* Input
- Opening Delimiter -

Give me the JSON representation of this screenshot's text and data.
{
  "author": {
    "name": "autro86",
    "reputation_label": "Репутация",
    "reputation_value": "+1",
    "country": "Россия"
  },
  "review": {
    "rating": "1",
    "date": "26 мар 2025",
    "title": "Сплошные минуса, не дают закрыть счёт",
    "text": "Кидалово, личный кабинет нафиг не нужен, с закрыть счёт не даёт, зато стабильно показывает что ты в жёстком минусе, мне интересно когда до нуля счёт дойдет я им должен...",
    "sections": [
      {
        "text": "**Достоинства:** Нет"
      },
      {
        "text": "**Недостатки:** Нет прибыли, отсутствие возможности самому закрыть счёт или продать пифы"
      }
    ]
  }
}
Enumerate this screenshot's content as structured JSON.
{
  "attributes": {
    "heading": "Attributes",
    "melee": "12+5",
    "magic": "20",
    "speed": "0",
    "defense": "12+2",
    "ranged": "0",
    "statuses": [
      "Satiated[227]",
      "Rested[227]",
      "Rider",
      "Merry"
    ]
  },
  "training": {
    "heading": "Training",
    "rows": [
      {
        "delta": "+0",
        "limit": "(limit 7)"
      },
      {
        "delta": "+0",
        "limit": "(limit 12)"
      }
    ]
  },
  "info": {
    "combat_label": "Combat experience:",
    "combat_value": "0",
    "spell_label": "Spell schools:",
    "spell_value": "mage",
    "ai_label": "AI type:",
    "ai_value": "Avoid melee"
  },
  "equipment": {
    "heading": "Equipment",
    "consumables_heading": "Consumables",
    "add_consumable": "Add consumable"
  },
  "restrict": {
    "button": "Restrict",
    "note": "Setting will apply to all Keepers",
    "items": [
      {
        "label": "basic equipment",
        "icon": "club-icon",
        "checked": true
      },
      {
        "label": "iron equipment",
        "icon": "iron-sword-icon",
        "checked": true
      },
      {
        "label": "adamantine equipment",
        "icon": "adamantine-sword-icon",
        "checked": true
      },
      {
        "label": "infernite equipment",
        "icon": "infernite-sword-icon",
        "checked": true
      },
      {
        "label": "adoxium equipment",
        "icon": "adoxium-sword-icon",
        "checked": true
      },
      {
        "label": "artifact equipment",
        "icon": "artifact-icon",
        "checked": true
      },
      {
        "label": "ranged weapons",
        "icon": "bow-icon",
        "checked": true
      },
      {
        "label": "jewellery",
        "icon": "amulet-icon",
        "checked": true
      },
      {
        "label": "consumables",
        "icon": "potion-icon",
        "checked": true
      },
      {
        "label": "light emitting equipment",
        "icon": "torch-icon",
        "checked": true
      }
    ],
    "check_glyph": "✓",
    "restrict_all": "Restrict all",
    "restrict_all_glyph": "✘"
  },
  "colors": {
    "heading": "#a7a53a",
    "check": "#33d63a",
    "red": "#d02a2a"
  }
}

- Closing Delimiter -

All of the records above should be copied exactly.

Give me the JSON representation of this screenshot's text and data.
{
  "author": {
    "name": "autro86",
    "reputation_label": "Репутация",
    "reputation_value": "+1",
    "country": "Россия"
  },
  "review": {
    "rating": "1",
    "date": "26 мар 2025",
    "title": "Сплошные минуса, не дают закрыть счёт",
    "text": "Кидалово, личный кабинет нафиг не нужен, с закрыть счёт не даёт, зато стабильно показывает что ты в жёстком минусе, мне интересно когда до нуля счёт дойдет я им должен...",
    "sections": [
      {
        "text": "**Достоинства:** Нет"
      },
      {
        "text": "**Недостатки:** Нет прибыли, отсутствие возможности самому закрыть счёт или продать пифы"
      }
    ]
  }
}
Enumerate this screenshot's content as structured JSON.
{
  "attributes": {
    "heading": "Attributes",
    "melee": "12+5",
    "magic": "20",
    "speed": "0",
    "defense": "12+2",
    "ranged": "0",
    "statuses": [
      "Satiated[227]",
      "Rested[227]",
      "Rider",
      "Merry"
    ]
  },
  "training": {
    "heading": "Training",
    "rows": [
      {
        "delta": "+0",
        "limit": "(limit 7)"
      },
      {
        "delta": "+0",
        "limit": "(limit 12)"
      }
    ]
  },
  "info": {
    "combat_label": "Combat experience:",
    "combat_value": "0",
    "spell_label": "Spell schools:",
    "spell_value": "mage",
    "ai_label": "AI type:",
    "ai_value": "Avoid melee"
  },
  "equipment": {
    "heading": "Equipment",
    "consumables_heading": "Consumables",
    "add_consumable": "Add consumable"
  },
  "restrict": {
    "button": "Restrict",
    "note": "Setting will apply to all Keepers",
    "items": [
      {
        "label": "basic equipment",
        "icon": "club-icon",
        "checked": true
      },
      {
        "label": "iron equipment",
        "icon": "iron-sword-icon",
        "checked": true
      },
      {
        "label": "adamantine equipment",
        "icon": "adamantine-sword-icon",
        "checked": true
      },
      {
        "label": "infernite equipment",
        "icon": "infernite-sword-icon",
        "checked": true
      },
      {
        "label": "adoxium equipment",
        "icon": "adoxium-sword-icon",
        "checked": true
      },
      {
        "label": "artifact equipment",
        "icon": "artifact-icon",
        "checked": true
      },
      {
        "label": "ranged weapons",
        "icon": "bow-icon",
        "checked": true
      },
      {
        "label": "jewellery",
        "icon": "amulet-icon",
        "checked": true
      },
      {
        "label": "consumables",
        "icon": "potion-icon",
        "checked": true
      },
      {
        "label": "light emitting equipment",
        "icon": "torch-icon",
        "checked": true
      }
    ],
    "check_glyph": "✓",
    "restrict_all": "Restrict all",
    "restrict_all_glyph": "✘"
  },
  "colors": {
    "heading": "#a7a53a",
    "check": "#33d63a",
    "red": "#d02a2a"
  }
}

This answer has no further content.